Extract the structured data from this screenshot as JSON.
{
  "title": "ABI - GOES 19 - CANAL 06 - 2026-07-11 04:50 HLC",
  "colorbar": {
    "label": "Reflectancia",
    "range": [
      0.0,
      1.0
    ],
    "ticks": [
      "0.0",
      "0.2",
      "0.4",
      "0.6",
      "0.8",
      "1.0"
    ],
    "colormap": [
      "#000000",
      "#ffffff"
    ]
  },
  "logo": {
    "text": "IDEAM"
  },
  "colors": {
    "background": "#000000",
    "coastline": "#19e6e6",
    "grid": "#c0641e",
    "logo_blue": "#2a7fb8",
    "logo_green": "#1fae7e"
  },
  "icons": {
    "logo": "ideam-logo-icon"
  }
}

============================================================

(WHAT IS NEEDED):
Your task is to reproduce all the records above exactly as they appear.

(ANSWER BOX):
Extract the structured data from this screenshot as JSON.
{
  "title": "ABI - GOES 19 - CANAL 06 - 2026-07-11 04:50 HLC",
  "colorbar": {
    "label": "Reflectancia",
    "range": [
      0.0,
      1.0
    ],
    "ticks": [
      "0.0",
      "0.2",
      "0.4",
      "0.6",
      "0.8",
      "1.0"
    ],
    "colormap": [
      "#000000",
      "#ffffff"
    ]
  },
  "logo": {
    "text": "IDEAM"
  },
  "colors": {
    "background": "#000000",
    "coastline": "#19e6e6",
    "grid": "#c0641e",
    "logo_blue": "#2a7fb8",
    "logo_green": "#1fae7e"
  },
  "icons": {
    "logo": "ideam-logo-icon"
  }
}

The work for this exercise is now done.